The rest of the superstructure contained the command deck at the front of the ship, then a four-way docking connector for service vehicles and finally the spherical rotating (for the creation of artificial gravity) living quarters module. The docking connector usually carried two CA23 Platypus shuttles and two other service vehicles of various types. The shuttles allowed the crew to explore the local environment before return back to the Explorer.
Some of the custom versions that were produced included using two of the fuel tanks (upper and lower) as storage vessels which were dropped off at stategic points around the solar system. This helped create some of the first long-range space stations and storage dumps which craft could refuel and replenish their supplies.

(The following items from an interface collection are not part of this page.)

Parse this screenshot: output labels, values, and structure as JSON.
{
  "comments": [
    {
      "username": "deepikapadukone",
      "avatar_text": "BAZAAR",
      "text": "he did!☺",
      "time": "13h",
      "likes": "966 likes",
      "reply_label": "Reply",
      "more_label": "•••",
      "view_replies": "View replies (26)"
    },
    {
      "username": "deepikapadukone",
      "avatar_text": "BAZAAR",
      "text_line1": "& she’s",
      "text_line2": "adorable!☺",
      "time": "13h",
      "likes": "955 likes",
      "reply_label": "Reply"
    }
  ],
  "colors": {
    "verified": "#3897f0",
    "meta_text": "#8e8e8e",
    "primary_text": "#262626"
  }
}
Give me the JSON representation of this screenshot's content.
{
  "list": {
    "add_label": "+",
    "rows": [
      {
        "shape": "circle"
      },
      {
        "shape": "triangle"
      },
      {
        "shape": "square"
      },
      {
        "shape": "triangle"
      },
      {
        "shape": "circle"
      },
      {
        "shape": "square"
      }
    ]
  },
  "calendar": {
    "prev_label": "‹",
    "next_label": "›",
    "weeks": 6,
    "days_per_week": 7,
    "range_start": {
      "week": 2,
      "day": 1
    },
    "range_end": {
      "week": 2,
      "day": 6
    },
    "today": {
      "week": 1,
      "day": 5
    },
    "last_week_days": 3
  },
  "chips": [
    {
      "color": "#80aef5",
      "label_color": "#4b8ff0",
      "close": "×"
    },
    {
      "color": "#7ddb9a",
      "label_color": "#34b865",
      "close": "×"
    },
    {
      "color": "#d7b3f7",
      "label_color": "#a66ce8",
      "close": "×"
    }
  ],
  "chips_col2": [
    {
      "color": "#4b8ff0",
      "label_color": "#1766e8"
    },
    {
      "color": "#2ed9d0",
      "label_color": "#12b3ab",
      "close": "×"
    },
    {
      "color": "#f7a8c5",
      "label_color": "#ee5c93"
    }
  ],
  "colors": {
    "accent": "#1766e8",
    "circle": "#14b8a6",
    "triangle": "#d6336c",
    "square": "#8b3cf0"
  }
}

A special long-range variant was built in 2029 which had fitted one of the first commercially produced versions of the DeVass warp generator, which had a short one light year range. The fuel tanks were extended by an additional forty percent and the ship, named 'Vasco da Gama' made the flight to the Oort cloud, establishing the human races furthest outpost in 2030.
The scene depicts an Explorer without its service craft operating near one of Saturns moons in 2030.